[Source records]

____________

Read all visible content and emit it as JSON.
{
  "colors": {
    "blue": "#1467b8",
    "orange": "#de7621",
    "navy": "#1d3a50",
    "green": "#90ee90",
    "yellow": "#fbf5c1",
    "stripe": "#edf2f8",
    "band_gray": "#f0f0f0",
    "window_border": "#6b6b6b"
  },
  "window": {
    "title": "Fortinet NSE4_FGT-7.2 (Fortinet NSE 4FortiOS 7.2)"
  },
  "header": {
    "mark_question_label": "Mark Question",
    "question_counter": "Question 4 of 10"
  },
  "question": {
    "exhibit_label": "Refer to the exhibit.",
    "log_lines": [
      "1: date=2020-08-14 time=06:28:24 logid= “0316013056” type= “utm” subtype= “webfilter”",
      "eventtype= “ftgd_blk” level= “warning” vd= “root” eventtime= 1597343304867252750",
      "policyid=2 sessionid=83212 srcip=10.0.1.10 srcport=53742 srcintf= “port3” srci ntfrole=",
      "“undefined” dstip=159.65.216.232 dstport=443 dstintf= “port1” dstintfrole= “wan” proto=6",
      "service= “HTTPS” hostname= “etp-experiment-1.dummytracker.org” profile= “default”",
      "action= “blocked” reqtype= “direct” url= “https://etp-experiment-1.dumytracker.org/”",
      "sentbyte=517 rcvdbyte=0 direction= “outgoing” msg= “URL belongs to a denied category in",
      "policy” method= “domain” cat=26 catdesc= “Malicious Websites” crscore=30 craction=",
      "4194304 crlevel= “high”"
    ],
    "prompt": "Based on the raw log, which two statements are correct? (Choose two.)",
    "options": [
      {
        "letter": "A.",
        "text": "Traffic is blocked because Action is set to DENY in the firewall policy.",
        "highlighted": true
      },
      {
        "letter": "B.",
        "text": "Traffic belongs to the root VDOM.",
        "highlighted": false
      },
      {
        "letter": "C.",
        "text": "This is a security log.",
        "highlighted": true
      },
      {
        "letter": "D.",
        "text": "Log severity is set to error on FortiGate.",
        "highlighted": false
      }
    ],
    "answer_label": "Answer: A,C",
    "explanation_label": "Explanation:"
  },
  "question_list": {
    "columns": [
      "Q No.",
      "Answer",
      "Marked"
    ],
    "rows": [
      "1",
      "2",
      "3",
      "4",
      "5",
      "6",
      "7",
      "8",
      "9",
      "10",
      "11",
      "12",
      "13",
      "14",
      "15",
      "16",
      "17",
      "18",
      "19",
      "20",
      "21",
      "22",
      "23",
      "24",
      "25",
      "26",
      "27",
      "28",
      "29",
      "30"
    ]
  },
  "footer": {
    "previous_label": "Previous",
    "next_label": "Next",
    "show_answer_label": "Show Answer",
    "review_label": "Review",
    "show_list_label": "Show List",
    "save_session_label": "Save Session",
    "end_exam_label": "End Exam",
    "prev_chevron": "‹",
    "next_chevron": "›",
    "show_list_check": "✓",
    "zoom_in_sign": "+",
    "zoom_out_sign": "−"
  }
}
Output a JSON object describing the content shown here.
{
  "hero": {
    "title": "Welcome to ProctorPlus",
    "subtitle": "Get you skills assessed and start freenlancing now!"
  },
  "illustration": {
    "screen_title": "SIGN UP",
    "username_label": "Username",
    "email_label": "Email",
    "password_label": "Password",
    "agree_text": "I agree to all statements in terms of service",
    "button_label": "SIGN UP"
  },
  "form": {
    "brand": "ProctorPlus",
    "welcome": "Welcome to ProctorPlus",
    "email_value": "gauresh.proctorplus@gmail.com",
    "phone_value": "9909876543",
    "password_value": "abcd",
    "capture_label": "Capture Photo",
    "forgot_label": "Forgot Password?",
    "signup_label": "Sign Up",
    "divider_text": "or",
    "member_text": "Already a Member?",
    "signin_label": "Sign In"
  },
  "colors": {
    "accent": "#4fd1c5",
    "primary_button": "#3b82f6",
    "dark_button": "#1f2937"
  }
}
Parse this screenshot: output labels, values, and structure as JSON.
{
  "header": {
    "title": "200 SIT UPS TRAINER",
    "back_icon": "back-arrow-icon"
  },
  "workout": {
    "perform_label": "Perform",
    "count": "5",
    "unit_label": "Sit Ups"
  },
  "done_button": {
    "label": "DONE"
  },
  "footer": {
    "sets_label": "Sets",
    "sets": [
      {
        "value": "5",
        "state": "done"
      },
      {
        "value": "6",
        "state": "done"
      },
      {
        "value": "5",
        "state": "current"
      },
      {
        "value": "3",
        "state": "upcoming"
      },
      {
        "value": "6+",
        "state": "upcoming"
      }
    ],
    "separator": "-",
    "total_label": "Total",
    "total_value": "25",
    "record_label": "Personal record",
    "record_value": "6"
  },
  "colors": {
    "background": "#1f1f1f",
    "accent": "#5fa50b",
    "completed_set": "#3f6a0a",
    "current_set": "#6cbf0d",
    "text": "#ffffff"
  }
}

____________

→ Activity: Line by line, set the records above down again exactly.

→ Result for this task:
Read all visible content and emit it as JSON.
{
  "colors": {
    "blue": "#1467b8",
    "orange": "#de7621",
    "navy": "#1d3a50",
    "green": "#90ee90",
    "yellow": "#fbf5c1",
    "stripe": "#edf2f8",
    "band_gray": "#f0f0f0",
    "window_border": "#6b6b6b"
  },
  "window": {
    "title": "Fortinet NSE4_FGT-7.2 (Fortinet NSE 4FortiOS 7.2)"
  },
  "header": {
    "mark_question_label": "Mark Question",
    "question_counter": "Question 4 of 10"
  },
  "question": {
    "exhibit_label": "Refer to the exhibit.",
    "log_lines": [
      "1: date=2020-08-14 time=06:28:24 logid= “0316013056” type= “utm” subtype= “webfilter”",
      "eventtype= “ftgd_blk” level= “warning” vd= “root” eventtime= 1597343304867252750",
      "policyid=2 sessionid=83212 srcip=10.0.1.10 srcport=53742 srcintf= “port3” srci ntfrole=",
      "“undefined” dstip=159.65.216.232 dstport=443 dstintf= “port1” dstintfrole= “wan” proto=6",
      "service= “HTTPS” hostname= “etp-experiment-1.dummytracker.org” profile= “default”",
      "action= “blocked” reqtype= “direct” url= “https://etp-experiment-1.dumytracker.org/”",
      "sentbyte=517 rcvdbyte=0 direction= “outgoing” msg= “URL belongs to a denied category in",
      "policy” method= “domain” cat=26 catdesc= “Malicious Websites” crscore=30 craction=",
      "4194304 crlevel= “high”"
    ],
    "prompt": "Based on the raw log, which two statements are correct? (Choose two.)",
    "options": [
      {
        "letter": "A.",
        "text": "Traffic is blocked because Action is set to DENY in the firewall policy.",
        "highlighted": true
      },
      {
        "letter": "B.",
        "text": "Traffic belongs to the root VDOM.",
        "highlighted": false
      },
      {
        "letter": "C.",
        "text": "This is a security log.",
        "highlighted": true
      },
      {
        "letter": "D.",
        "text": "Log severity is set to error on FortiGate.",
        "highlighted": false
      }
    ],
    "answer_label": "Answer: A,C",
    "explanation_label": "Explanation:"
  },
  "question_list": {
    "columns": [
      "Q No.",
      "Answer",
      "Marked"
    ],
    "rows": [
      "1",
      "2",
      "3",
      "4",
      "5",
      "6",
      "7",
      "8",
      "9",
      "10",
      "11",
      "12",
      "13",
      "14",
      "15",
      "16",
      "17",
      "18",
      "19",
      "20",
      "21",
      "22",
      "23",
      "24",
      "25",
      "26",
      "27",
      "28",
      "29",
      "30"
    ]
  },
  "footer": {
    "previous_label": "Previous",
    "next_label": "Next",
    "show_answer_label": "Show Answer",
    "review_label": "Review",
    "show_list_label": "Show List",
    "save_session_label": "Save Session",
    "end_exam_label": "End Exam",
    "prev_chevron": "‹",
    "next_chevron": "›",
    "show_list_check": "✓",
    "zoom_in_sign": "+",
    "zoom_out_sign": "−"
  }
}
Output a JSON object describing the content shown here.
{
  "hero": {
    "title": "Welcome to ProctorPlus",
    "subtitle": "Get you skills assessed and start freenlancing now!"
  },
  "illustration": {
    "screen_title": "SIGN UP",
    "username_label": "Username",
    "email_label": "Email",
    "password_label": "Password",
    "agree_text": "I agree to all statements in terms of service",
    "button_label": "SIGN UP"
  },
  "form": {
    "brand": "ProctorPlus",
    "welcome": "Welcome to ProctorPlus",
    "email_value": "gauresh.proctorplus@gmail.com",
    "phone_value": "9909876543",
    "password_value": "abcd",
    "capture_label": "Capture Photo",
    "forgot_label": "Forgot Password?",
    "signup_label": "Sign Up",
    "divider_text": "or",
    "member_text": "Already a Member?",
    "signin_label": "Sign In"
  },
  "colors": {
    "accent": "#4fd1c5",
    "primary_button": "#3b82f6",
    "dark_button": "#1f2937"
  }
}
Parse this screenshot: output labels, values, and structure as JSON.
{
  "header": {
    "title": "200 SIT UPS TRAINER",
    "back_icon": "back-arrow-icon"
  },
  "workout": {
    "perform_label": "Perform",
    "count": "5",
    "unit_label": "Sit Ups"
  },
  "done_button": {
    "label": "DONE"
  },
  "footer": {
    "sets_label": "Sets",
    "sets": [
      {
        "value": "5",
        "state": "done"
      },
      {
        "value": "6",
        "state": "done"
      },
      {
        "value": "5",
        "state": "current"
      },
      {
        "value": "3",
        "state": "upcoming"
      },
      {
        "value": "6+",
        "state": "upcoming"
      }
    ],
    "separator": "-",
    "total_label": "Total",
    "total_value": "25",
    "record_label": "Personal record",
    "record_value": "6"
  },
  "colors": {
    "background": "#1f1f1f",
    "accent": "#5fa50b",
    "completed_set": "#3f6a0a",
    "current_set": "#6cbf0d",
    "text": "#ffffff"
  }
}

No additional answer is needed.